I'd like to thank all of our users and contributors over the past 11 years - it's been an absolute pleasure working with all of you.
pgAdmin Project Lead
Friday, 27 March 2009
So, from pgAdmin 1.10 onward the new licence is:
Copyright (c) 2002 - 2009, The pgAdmin Development Team
Permission to use, copy, modify, and distribute this software and its documentation for any purpose, without fee, and without a written agreement is hereby granted, provided that the above copyright notice and this paragraph and the following two paragraphs appear in all copies.
IN NO EVENT SHALL THE PGADMIN DEVELOPMENT TEAM BE LIABLE TO ANY PARTY FOR DIRECT, INDIRECT, SPECIAL, INCIDENTAL, OR CONSEQUENTIAL DAMAGES, INCLUDING LOST PROFITS, ARISING OUT OF THE USE OF THIS SOFTWARE AND ITS DOCUMENTATION, EVEN IF THE PGADMIN DEVELOPMENT TEAM HAS BEEN ADVISED OF THE POSSIBILITY OF SUCH DAMAGE.
THE PGADMIN DEVELOPMENT TEAM SPECIFICALLY DISCLAIMS ANY WARRANTIES, INCLUDING, BUT NOT LIMITED TO, THE IMPLIED WARRANTIES OF MERCHANTABILITY AND FITNESS FOR A PARTICULAR PURPOSE. THE SOFTWARE PROVIDED HEREUNDER IS ON AN "AS IS" BASIS, AND THE PGADMIN DEVELOPMENT TEAM HAS NO OBLIGATIONS TO PROVIDE MAINTENANCE, SUPPORT, UPDATES, ENHANCEMENTS, OR MODIFICATIONS.
Many thanks to all the past contributors who gave their consent to change the licence, to the rest of the pgAdmin Development Team for helping out with the grunt work, and to Karen from the Software Freedom Law Center for her sage advice.
Npgsql 2.0.4 is available through StackBuilder for Windows, Linux 32/64bit and Mac OS X.
Other updates to existing packages for all four platforms are:
Wednesday, 25 March 2009
Some people will certainly be aware that Sony Online Entertainment are a customer of EnterpriseDB and use our PostgreSQL-derived Postgres Plus Advanced Server product as the database behind a number of the services they offer - none of which I really knew anything about. Well for the first time I can actually point to one of their new games called Free Realms which is built on Advanced Server.
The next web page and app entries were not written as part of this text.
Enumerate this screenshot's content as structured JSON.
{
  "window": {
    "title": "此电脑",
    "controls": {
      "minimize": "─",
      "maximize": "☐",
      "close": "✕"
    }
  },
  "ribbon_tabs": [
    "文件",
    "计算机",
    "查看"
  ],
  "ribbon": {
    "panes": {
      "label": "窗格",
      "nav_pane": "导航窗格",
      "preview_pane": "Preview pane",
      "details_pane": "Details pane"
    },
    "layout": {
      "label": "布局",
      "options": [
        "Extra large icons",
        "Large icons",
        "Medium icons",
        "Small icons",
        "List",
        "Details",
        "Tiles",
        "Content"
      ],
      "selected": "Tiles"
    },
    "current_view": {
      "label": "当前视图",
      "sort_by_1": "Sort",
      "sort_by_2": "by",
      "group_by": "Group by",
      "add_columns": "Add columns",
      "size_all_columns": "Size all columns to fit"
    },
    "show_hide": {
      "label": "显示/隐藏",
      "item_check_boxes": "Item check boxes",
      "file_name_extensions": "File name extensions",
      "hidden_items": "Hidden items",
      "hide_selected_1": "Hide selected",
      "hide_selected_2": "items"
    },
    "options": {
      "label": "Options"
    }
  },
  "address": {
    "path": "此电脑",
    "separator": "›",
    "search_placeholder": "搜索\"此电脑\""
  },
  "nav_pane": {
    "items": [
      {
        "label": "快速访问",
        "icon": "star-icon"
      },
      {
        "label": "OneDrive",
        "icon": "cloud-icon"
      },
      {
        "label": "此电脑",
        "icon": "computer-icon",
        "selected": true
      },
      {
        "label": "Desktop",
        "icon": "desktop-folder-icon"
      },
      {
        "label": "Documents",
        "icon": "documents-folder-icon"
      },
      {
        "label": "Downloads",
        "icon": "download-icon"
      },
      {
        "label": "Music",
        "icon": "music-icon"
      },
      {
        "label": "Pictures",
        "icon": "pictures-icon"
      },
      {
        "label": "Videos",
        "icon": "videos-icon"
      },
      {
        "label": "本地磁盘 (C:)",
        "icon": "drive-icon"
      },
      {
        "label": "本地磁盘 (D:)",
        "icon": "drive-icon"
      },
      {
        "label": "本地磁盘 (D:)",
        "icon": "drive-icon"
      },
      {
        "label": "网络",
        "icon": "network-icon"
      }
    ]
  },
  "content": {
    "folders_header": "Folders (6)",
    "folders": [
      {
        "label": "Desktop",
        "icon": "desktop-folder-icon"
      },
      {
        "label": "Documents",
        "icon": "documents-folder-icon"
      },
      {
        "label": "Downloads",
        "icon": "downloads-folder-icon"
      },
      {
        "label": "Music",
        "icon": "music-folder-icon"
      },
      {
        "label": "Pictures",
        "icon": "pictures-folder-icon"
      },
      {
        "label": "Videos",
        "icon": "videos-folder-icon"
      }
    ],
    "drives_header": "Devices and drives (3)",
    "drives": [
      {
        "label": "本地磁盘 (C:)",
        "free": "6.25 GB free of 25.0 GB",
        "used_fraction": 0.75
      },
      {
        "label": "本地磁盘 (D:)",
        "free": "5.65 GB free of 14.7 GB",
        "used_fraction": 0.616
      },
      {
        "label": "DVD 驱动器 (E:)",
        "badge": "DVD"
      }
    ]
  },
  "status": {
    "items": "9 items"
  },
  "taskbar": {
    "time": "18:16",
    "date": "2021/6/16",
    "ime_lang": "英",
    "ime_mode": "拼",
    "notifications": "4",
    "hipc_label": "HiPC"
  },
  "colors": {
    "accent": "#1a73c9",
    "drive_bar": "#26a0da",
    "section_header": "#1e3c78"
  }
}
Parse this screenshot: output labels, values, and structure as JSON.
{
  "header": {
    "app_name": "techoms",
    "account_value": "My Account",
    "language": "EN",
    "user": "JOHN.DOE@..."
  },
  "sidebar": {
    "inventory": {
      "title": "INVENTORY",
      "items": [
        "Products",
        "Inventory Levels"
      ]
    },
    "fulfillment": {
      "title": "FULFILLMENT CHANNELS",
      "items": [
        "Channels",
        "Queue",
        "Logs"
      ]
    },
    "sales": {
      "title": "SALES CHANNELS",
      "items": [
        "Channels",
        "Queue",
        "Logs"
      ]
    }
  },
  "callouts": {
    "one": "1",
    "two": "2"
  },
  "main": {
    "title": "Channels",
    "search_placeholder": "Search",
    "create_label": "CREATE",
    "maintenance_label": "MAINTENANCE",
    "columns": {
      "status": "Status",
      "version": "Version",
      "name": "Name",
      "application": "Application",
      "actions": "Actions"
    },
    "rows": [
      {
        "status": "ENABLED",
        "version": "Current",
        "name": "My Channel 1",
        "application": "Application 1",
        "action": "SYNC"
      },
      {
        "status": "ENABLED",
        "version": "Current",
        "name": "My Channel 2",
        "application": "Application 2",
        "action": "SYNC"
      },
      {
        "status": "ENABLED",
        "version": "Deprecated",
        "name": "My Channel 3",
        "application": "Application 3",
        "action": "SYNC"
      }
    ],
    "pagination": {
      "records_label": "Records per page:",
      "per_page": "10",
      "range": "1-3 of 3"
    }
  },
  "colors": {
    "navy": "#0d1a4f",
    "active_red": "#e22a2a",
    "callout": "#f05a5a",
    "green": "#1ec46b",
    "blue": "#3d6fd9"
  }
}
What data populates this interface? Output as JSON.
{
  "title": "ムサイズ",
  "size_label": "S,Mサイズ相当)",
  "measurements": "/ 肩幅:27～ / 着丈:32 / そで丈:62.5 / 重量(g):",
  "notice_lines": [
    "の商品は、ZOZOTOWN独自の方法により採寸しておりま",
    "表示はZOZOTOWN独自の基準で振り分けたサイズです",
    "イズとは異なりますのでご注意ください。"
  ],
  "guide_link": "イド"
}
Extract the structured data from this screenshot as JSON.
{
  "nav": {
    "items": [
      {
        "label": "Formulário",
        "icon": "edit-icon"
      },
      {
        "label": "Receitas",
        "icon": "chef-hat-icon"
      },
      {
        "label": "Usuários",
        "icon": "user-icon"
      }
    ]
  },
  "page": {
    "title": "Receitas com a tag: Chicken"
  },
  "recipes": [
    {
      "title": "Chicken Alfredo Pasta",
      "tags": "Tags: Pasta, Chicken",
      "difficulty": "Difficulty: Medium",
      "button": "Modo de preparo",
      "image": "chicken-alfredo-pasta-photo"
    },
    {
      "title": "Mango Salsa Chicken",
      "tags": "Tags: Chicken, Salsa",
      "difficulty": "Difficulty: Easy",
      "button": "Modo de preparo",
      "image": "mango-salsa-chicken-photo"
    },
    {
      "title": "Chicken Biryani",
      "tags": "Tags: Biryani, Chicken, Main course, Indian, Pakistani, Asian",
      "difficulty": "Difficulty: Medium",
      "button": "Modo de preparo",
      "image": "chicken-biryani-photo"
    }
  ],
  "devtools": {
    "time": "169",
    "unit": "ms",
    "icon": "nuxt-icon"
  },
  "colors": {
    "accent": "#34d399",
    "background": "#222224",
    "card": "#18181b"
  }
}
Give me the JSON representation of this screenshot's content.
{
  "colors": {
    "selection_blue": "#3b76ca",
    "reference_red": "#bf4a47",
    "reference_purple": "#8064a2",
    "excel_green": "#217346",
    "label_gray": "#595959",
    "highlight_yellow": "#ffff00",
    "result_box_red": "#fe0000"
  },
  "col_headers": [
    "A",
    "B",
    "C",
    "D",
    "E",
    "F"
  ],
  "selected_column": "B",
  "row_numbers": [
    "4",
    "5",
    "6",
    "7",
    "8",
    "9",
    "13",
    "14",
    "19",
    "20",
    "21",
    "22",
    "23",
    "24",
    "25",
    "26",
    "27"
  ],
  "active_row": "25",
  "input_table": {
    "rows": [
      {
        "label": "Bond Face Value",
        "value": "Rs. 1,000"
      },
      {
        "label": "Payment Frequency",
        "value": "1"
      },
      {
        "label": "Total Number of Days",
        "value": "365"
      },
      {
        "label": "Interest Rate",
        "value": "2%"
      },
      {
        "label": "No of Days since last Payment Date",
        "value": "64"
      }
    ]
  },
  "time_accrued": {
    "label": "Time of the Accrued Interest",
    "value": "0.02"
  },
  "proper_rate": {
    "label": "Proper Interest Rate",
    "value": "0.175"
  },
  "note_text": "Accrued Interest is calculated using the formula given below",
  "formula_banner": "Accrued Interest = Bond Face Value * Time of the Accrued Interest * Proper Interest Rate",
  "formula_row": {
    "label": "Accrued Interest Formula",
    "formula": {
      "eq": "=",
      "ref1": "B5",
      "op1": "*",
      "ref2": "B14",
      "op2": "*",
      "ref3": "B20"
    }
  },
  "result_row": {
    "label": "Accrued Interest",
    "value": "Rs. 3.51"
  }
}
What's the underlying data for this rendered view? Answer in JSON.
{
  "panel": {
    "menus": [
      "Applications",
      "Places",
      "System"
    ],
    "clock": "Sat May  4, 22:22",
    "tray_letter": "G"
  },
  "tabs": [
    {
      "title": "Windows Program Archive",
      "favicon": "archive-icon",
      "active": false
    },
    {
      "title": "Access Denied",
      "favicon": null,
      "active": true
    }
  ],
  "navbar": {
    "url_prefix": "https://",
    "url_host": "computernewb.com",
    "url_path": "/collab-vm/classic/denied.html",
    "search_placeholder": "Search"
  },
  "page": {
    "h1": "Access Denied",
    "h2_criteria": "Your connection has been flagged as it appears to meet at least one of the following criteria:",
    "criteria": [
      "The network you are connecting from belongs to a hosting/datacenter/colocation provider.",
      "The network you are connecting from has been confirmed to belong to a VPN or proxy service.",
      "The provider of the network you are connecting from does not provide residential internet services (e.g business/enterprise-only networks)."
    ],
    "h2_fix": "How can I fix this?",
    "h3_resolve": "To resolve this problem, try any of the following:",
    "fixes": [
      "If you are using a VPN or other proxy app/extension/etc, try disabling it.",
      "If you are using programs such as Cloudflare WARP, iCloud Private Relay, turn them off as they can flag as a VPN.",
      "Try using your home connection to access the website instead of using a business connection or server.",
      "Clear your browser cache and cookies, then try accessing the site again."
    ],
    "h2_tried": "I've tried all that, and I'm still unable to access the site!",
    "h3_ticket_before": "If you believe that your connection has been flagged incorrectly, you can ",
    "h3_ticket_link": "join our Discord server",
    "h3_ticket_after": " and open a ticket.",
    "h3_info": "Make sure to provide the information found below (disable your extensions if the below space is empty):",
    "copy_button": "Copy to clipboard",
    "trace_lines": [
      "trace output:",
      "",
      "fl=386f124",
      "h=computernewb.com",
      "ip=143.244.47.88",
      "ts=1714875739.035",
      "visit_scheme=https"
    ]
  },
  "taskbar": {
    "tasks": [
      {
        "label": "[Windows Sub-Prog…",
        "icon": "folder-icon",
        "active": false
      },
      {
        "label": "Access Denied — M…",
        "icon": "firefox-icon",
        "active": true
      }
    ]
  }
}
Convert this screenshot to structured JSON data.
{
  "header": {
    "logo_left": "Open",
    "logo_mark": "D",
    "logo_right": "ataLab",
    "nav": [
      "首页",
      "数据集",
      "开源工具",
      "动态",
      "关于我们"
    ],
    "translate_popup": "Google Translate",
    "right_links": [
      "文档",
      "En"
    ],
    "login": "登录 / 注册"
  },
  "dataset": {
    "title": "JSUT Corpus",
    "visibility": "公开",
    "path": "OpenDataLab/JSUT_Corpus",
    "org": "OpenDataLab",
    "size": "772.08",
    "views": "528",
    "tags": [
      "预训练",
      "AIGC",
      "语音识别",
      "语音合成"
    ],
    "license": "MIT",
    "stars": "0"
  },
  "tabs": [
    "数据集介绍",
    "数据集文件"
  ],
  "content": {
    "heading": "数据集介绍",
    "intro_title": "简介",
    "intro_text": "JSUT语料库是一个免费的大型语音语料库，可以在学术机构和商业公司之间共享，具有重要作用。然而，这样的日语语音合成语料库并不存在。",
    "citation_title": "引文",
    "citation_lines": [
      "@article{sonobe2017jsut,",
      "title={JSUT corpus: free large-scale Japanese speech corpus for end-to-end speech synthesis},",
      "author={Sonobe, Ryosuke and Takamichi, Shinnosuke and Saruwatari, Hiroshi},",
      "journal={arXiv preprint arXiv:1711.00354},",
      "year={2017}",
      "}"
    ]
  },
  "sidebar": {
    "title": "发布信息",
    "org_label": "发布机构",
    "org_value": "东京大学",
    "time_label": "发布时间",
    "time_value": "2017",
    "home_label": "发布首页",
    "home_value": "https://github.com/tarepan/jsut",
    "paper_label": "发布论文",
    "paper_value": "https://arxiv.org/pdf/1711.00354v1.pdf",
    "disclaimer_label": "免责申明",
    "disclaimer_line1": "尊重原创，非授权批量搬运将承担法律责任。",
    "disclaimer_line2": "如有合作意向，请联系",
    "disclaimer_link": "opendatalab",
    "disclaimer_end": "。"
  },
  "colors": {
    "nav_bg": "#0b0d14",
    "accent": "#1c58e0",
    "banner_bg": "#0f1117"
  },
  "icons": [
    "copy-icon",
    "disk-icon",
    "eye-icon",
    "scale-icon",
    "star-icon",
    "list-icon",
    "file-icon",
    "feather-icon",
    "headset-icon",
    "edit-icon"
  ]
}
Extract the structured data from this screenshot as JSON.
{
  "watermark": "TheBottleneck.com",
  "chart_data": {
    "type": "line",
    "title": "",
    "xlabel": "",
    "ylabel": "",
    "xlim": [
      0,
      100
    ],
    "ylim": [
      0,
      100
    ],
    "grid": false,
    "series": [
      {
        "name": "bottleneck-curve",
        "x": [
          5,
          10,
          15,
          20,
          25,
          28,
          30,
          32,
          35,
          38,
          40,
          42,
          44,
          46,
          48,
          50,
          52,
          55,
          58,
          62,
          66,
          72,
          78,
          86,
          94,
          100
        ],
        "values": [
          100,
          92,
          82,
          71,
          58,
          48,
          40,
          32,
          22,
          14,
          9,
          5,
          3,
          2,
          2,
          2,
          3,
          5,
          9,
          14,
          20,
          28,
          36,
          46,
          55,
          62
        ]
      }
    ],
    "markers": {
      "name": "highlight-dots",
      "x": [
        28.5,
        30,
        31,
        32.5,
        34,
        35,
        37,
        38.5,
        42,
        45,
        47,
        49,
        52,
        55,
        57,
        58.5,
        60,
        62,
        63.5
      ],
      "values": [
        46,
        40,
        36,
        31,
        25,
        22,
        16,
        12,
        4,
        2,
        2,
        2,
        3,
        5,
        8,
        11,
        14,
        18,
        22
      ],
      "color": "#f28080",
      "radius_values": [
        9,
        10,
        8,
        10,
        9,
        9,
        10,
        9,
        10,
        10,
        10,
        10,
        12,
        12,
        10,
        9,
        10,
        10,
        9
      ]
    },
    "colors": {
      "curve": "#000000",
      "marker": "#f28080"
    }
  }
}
I can't say I'm a gamer so I won't even try anything like a review, but it looks like some serious work has gone into it, and I can imagine my kids spending far too much time on it given half a chance!
For an open-source geek this is pretty cool stuff, right up there with Yahoo's use of pgAdmin with their massive Everest database - forget unseen financial systems, company CMSs or website shopping carts - this is code I (and many others) have hacked on and is being used to power fun and interesting stuff that potentially appeals to millions of users.
So, feel free to feed my geek ego and check it out :-)